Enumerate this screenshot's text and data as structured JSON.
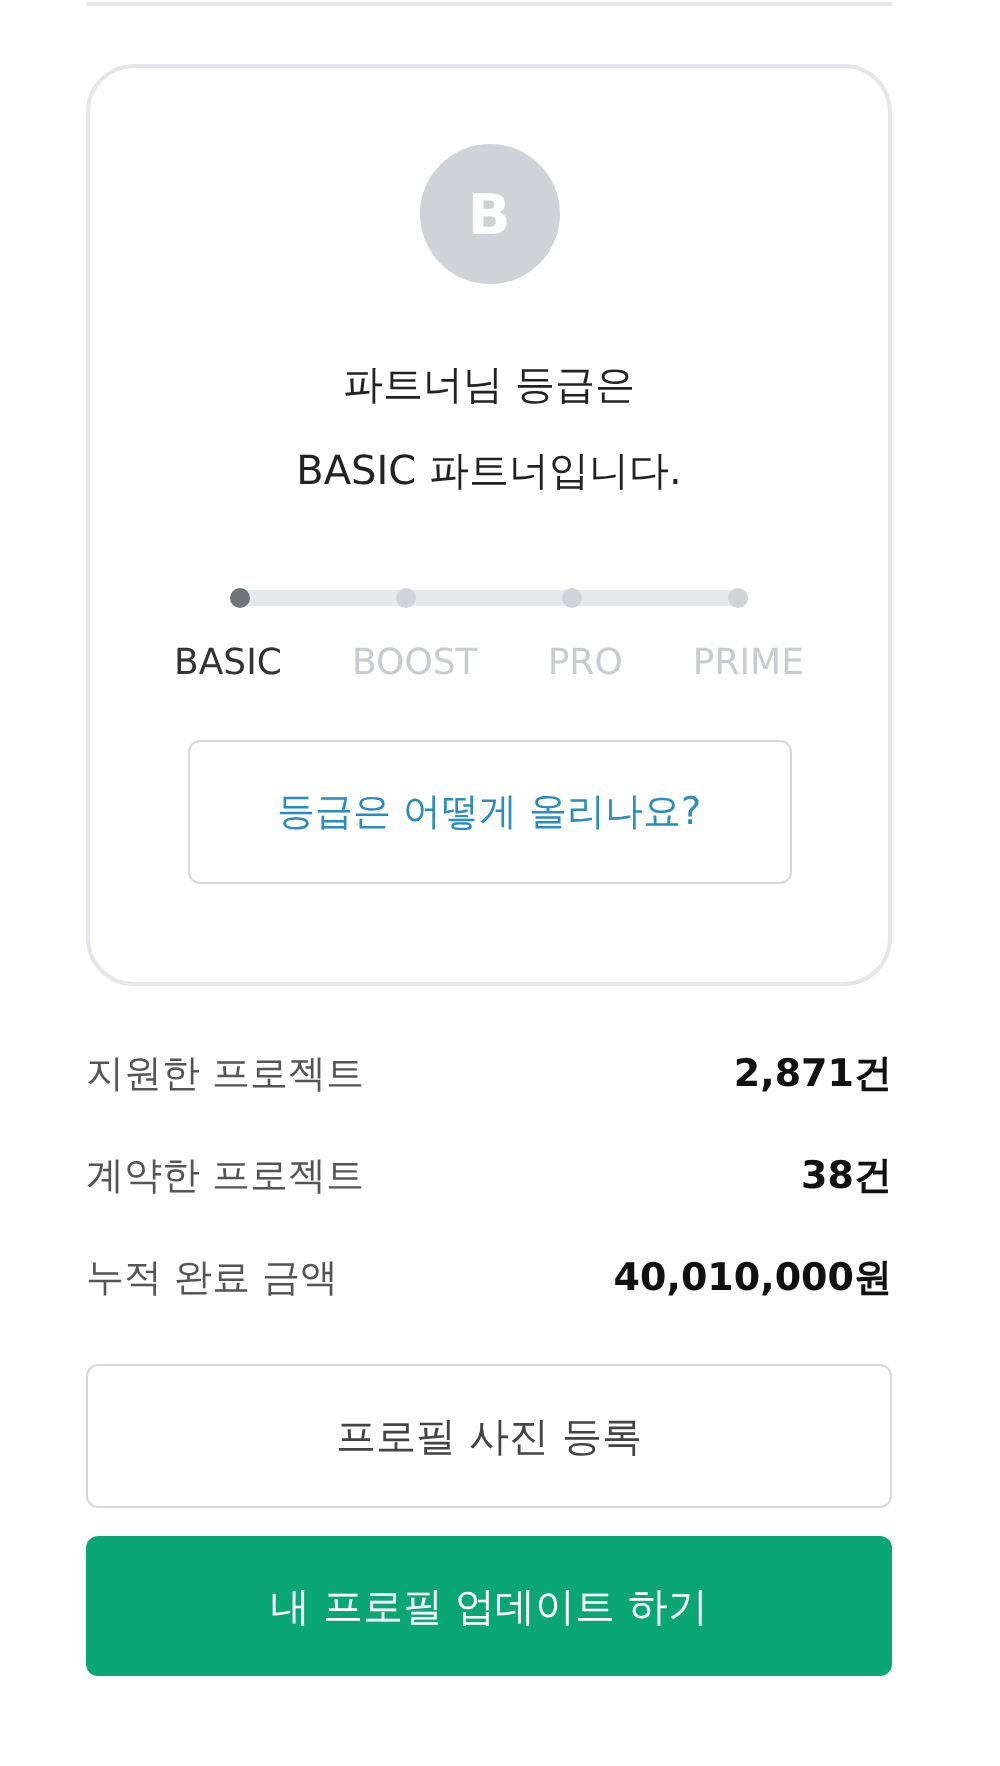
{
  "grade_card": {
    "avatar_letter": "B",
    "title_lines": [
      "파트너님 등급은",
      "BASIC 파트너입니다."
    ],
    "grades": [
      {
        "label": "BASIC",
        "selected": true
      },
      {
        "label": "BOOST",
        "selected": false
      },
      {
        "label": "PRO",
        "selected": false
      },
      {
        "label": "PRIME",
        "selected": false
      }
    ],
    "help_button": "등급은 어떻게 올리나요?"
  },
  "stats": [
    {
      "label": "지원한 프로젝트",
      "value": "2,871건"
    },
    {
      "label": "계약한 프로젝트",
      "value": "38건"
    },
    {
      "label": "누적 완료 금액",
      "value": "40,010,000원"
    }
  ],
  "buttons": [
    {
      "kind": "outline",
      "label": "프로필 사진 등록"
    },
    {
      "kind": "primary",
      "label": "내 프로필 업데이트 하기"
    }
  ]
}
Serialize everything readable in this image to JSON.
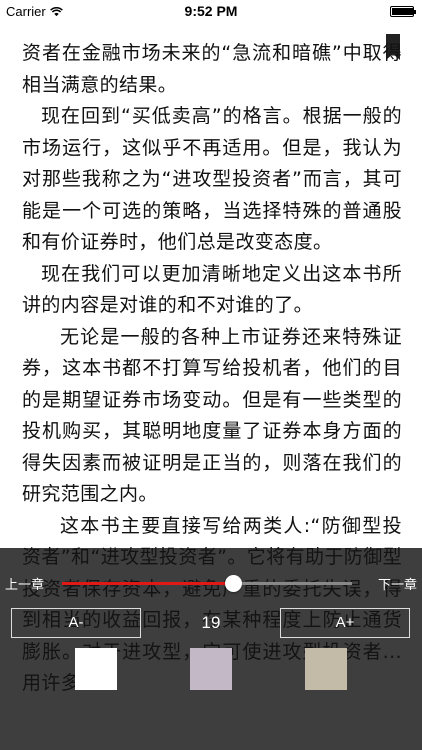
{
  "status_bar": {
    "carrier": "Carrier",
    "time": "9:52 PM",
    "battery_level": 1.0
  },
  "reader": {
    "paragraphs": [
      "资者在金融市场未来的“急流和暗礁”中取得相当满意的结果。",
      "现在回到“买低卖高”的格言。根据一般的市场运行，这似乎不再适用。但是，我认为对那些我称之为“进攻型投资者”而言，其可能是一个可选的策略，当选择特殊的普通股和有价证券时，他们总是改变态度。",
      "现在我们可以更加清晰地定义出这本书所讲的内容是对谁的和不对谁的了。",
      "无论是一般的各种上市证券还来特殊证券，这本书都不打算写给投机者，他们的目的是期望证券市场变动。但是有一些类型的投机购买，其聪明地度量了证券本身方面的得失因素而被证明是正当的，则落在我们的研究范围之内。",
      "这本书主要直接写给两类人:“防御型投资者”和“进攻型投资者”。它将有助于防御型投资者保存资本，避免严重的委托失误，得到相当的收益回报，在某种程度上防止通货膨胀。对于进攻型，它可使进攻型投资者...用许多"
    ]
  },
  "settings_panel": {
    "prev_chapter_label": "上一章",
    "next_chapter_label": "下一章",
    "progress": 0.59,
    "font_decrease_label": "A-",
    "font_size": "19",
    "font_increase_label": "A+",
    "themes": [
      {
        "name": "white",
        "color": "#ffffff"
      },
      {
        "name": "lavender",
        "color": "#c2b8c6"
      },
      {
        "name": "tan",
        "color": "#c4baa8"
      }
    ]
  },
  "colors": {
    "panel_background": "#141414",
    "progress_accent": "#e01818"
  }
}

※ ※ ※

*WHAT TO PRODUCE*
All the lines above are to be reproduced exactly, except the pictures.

*TASK OUTPUT*
Enumerate this screenshot's text and data as structured JSON.
{
  "grade_card": {
    "avatar_letter": "B",
    "title_lines": [
      "파트너님 등급은",
      "BASIC 파트너입니다."
    ],
    "grades": [
      {
        "label": "BASIC",
        "selected": true
      },
      {
        "label": "BOOST",
        "selected": false
      },
      {
        "label": "PRO",
        "selected": false
      },
      {
        "label": "PRIME",
        "selected": false
      }
    ],
    "help_button": "등급은 어떻게 올리나요?"
  },
  "stats": [
    {
      "label": "지원한 프로젝트",
      "value": "2,871건"
    },
    {
      "label": "계약한 프로젝트",
      "value": "38건"
    },
    {
      "label": "누적 완료 금액",
      "value": "40,010,000원"
    }
  ],
  "buttons": [
    {
      "kind": "outline",
      "label": "프로필 사진 등록"
    },
    {
      "kind": "primary",
      "label": "내 프로필 업데이트 하기"
    }
  ]
}
Serialize everything readable in this image to JSON.
{
  "status_bar": {
    "carrier": "Carrier",
    "time": "9:52 PM",
    "battery_level": 1.0
  },
  "reader": {
    "paragraphs": [
      "资者在金融市场未来的“急流和暗礁”中取得相当满意的结果。",
      "现在回到“买低卖高”的格言。根据一般的市场运行，这似乎不再适用。但是，我认为对那些我称之为“进攻型投资者”而言，其可能是一个可选的策略，当选择特殊的普通股和有价证券时，他们总是改变态度。",
      "现在我们可以更加清晰地定义出这本书所讲的内容是对谁的和不对谁的了。",
      "无论是一般的各种上市证券还来特殊证券，这本书都不打算写给投机者，他们的目的是期望证券市场变动。但是有一些类型的投机购买，其聪明地度量了证券本身方面的得失因素而被证明是正当的，则落在我们的研究范围之内。",
      "这本书主要直接写给两类人:“防御型投资者”和“进攻型投资者”。它将有助于防御型投资者保存资本，避免严重的委托失误，得到相当的收益回报，在某种程度上防止通货膨胀。对于进攻型，它可使进攻型投资者...用许多"
    ]
  },
  "settings_panel": {
    "prev_chapter_label": "上一章",
    "next_chapter_label": "下一章",
    "progress": 0.59,
    "font_decrease_label": "A-",
    "font_size": "19",
    "font_increase_label": "A+",
    "themes": [
      {
        "name": "white",
        "color": "#ffffff"
      },
      {
        "name": "lavender",
        "color": "#c2b8c6"
      },
      {
        "name": "tan",
        "color": "#c4baa8"
      }
    ]
  },
  "colors": {
    "panel_background": "#141414",
    "progress_accent": "#e01818"
  }
}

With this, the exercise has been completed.